> Work instruction
Strip out the pictures and output each remaining line of the data word for word.

> Provided material
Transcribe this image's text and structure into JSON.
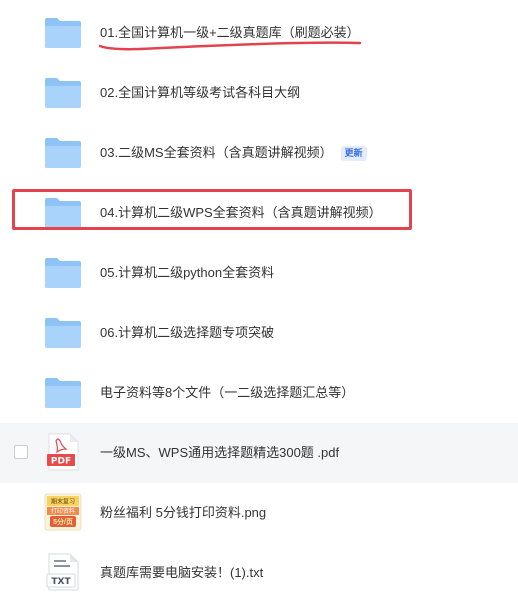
{
  "files": [
    {
      "name": "01.全国计算机一级+二级真题库（刷题必装）",
      "type": "folder"
    },
    {
      "name": "02.全国计算机等级考试各科目大纲",
      "type": "folder"
    },
    {
      "name": "03.二级MS全套资料（含真题讲解视频）",
      "type": "folder",
      "badge": "更新"
    },
    {
      "name": "04.计算机二级WPS全套资料（含真题讲解视频）",
      "type": "folder"
    },
    {
      "name": "05.计算机二级python全套资料",
      "type": "folder"
    },
    {
      "name": "06.计算机二级选择题专项突破",
      "type": "folder"
    },
    {
      "name": "电子资料等8个文件（一二级选择题汇总等）",
      "type": "folder"
    },
    {
      "name": "一级MS、WPS通用选择题精选300题 .pdf",
      "type": "pdf",
      "icon_label": "PDF"
    },
    {
      "name": "粉丝福利 5分钱打印资料.png",
      "type": "png",
      "icon_lines": [
        "期末复习",
        "打印资料",
        "5分/页"
      ]
    },
    {
      "name": "真题库需要电脑安装！(1).txt",
      "type": "txt",
      "icon_label": "TXT"
    }
  ],
  "colors": {
    "folder_back": "#8ec4f5",
    "folder_front": "#a9d3fb",
    "annotation_red": "#e2434e",
    "pdf_red": "#e64a4a",
    "text": "#333333",
    "hover_row": "#f5f6f8"
  },
  "icons": {
    "folder": "folder-icon",
    "pdf": "pdf-file-icon",
    "png": "image-file-icon",
    "txt": "txt-file-icon"
  }
}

> Solution below
Transcribe this image's text and structure into JSON.
{
  "files": [
    {
      "name": "01.全国计算机一级+二级真题库（刷题必装）",
      "type": "folder"
    },
    {
      "name": "02.全国计算机等级考试各科目大纲",
      "type": "folder"
    },
    {
      "name": "03.二级MS全套资料（含真题讲解视频）",
      "type": "folder",
      "badge": "更新"
    },
    {
      "name": "04.计算机二级WPS全套资料（含真题讲解视频）",
      "type": "folder"
    },
    {
      "name": "05.计算机二级python全套资料",
      "type": "folder"
    },
    {
      "name": "06.计算机二级选择题专项突破",
      "type": "folder"
    },
    {
      "name": "电子资料等8个文件（一二级选择题汇总等）",
      "type": "folder"
    },
    {
      "name": "一级MS、WPS通用选择题精选300题 .pdf",
      "type": "pdf",
      "icon_label": "PDF"
    },
    {
      "name": "粉丝福利 5分钱打印资料.png",
      "type": "png",
      "icon_lines": [
        "期末复习",
        "打印资料",
        "5分/页"
      ]
    },
    {
      "name": "真题库需要电脑安装！(1).txt",
      "type": "txt",
      "icon_label": "TXT"
    }
  ],
  "colors": {
    "folder_back": "#8ec4f5",
    "folder_front": "#a9d3fb",
    "annotation_red": "#e2434e",
    "pdf_red": "#e64a4a",
    "text": "#333333",
    "hover_row": "#f5f6f8"
  },
  "icons": {
    "folder": "folder-icon",
    "pdf": "pdf-file-icon",
    "png": "image-file-icon",
    "txt": "txt-file-icon"
  }
}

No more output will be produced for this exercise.